Still a long way to go, however, so I broke out the jelly babies to help fuel the team up to the Lairig an Laoigh, where we saw a helicopter apparently on exercise but were otherwise alone (just the three of us) for a few miles till we started meeting folk again on the penultimate major ‘corner’ round Bynack More.

So then you start to feel like you’re getting there as you come round Bynack More and down towards the Ryvoan Pass, but you’ve still a quarter-distance (equating to a whole Glen Coe Lairigs run) to go. But it’s very runnable and, while taking the uphills on the steady side, Donna had Keith and me working hard enough to reel her in downhill whenever we stopped to take photos or whatever!

And you have to finish in style, so Donna wanted a finishing tape and I (poised with camera) just yelled ‘right to the van, Donna!’

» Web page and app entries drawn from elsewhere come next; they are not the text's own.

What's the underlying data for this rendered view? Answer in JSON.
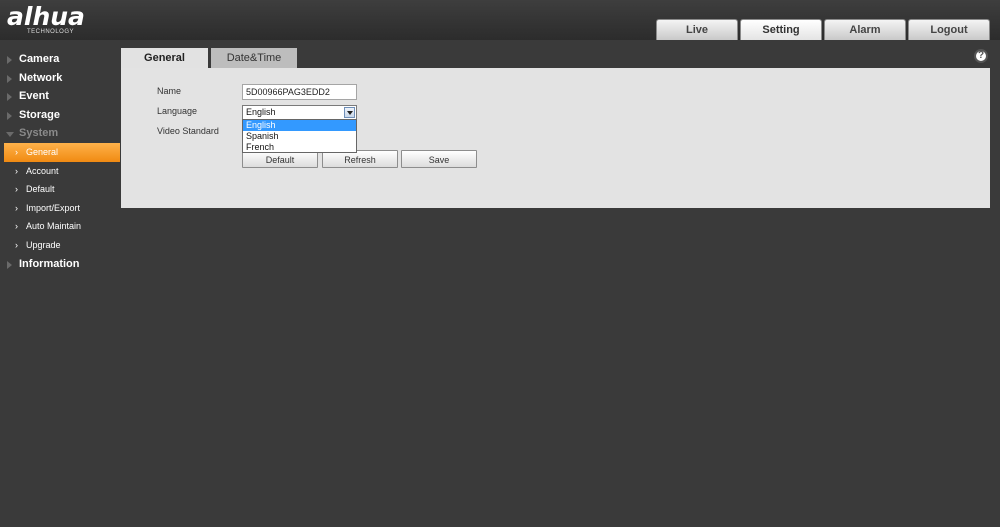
{
  "header": {
    "logo_text": "alhua",
    "logo_subtext": "TECHNOLOGY",
    "tabs": [
      {
        "label": "Live"
      },
      {
        "label": "Setting"
      },
      {
        "label": "Alarm"
      },
      {
        "label": "Logout"
      }
    ],
    "active_tab": "Setting"
  },
  "sidebar": {
    "items": [
      {
        "label": "Camera"
      },
      {
        "label": "Network"
      },
      {
        "label": "Event"
      },
      {
        "label": "Storage"
      },
      {
        "label": "System"
      },
      {
        "label": "Information"
      }
    ],
    "system_subitems": [
      {
        "label": "General"
      },
      {
        "label": "Account"
      },
      {
        "label": "Default"
      },
      {
        "label": "Import/Export"
      },
      {
        "label": "Auto Maintain"
      },
      {
        "label": "Upgrade"
      }
    ],
    "active_subitem": "General"
  },
  "content": {
    "tabs": [
      {
        "label": "General"
      },
      {
        "label": "Date&Time"
      }
    ],
    "help_icon": "?",
    "form": {
      "name_label": "Name",
      "name_value": "5D00966PAG3EDD2",
      "language_label": "Language",
      "language_value": "English",
      "language_options": [
        "English",
        "Spanish",
        "French"
      ],
      "video_standard_label": "Video Standard"
    },
    "buttons": {
      "default_label": "Default",
      "refresh_label": "Refresh",
      "save_label": "Save"
    }
  },
  "colors": {
    "background": "#3a3a3a",
    "active_nav": "#f08a12",
    "selected_option": "#3399ff",
    "panel": "#e3e3e3"
  }
}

Now here (out of the main sequence of my photos) are a few pics I’ve ‘borrowed’ from Keith to prove that I was actually there and not just a solitary apparition at the Fords of Avon! You might wonder at the constant long sleeves, hat and gloves on such a warm day, so I just have to tell you I was thinking sun protection with the sleeves, the hat likewise stayed on mainly to protect the top of my head and I almost always run in gloves even when short-sleeved and hatless because my hands tend to run cold (sometimes debilitatingly so) at any time. So perhaps I look overdressed in the photos, but never felt particularly so…

So (while most of this post has been about the Cairngorms circuit) how do the ‘little’ and ‘large’ Two Lairigs compare? Well, they’re both classics of their kind, which is to say among the very best mid-level, through-hill, trail runs you could imagine. The ‘little’ one (Glen Coe) works for me as a midweek evening run whereas the other (Cairngorms) is a major expedition which even more capable candidates than us might be pushing to complete as a casual evening outing. Much as I love the shorter one, the more ‘epic’ scale of the longer probably ultimately gives it that extra something. The best run of its type and distance on the planet? So many great places I’ve never been but, on a day like we had, quite possibly… on which note I’m certainly deeply satisfied and know Donna’s ‘still buzzing’! :-)

29 April 2017

Long way to Leum Uilleim

Filed under: Running — admin @ 8:08 pm

Last time I did Leum Uilleim (yes, the ‘Trainspotting’ hill!), I took the train from Fort William to Corrour. But today I did the ‘intégrale’ from my own door…

It’s a route I’d had my eye on for years with Leum Uilleim’s bulky presence looming large in so many expeditions to the east and me liking to join all the local dots, but I’d never decided exactly where to go and was still deciding on my way round! So I took the new hydro track up to Loch Eilde Mor, along the initially muddy path which becomes so much nicer as it climbs away from the Loch between Meall na Duibhe and Meall Beag to Meall na Cruaidhe, past the Ciaran Bothy, round the three tops of my peak, down across the foot of Coir’ a’ Bhric Mòr on a long, pathless section back to the monument, and home by the Blackwater Dam and Ciaran Path. At 21.8 miles of mostly runnable ground and easy gradients it’s not a huge outing, but still quite a meaty one where the terrain’s rarely properly ‘fast’. The short leg from Leum Uilleim’s summit to the South Top is a little more gnarly than the carefree ground before, with the highest point of this last top (approached in clag which limited my views from when I left the first summit till I was descending) apparently a kind of unmarked fin/micro ridge north of the only visible (but tiny) cairn, but the long, pathless section was (despite occasional bobbly and/or wet bits) mostly pretty decent going. Despite the exaggerated size of the Ciaran Water as mapped, all fords could be paddled at no more than ankle depth and, apart from a pair of ‘Corrour’ walkers on Beinn a’ Bhric (the West Top), I met no-one between Loch Eilde Mor and the Blackwater Dam.

Older Posts »

Blog powered by WordPress. Feedback to webmaster@petestack.com.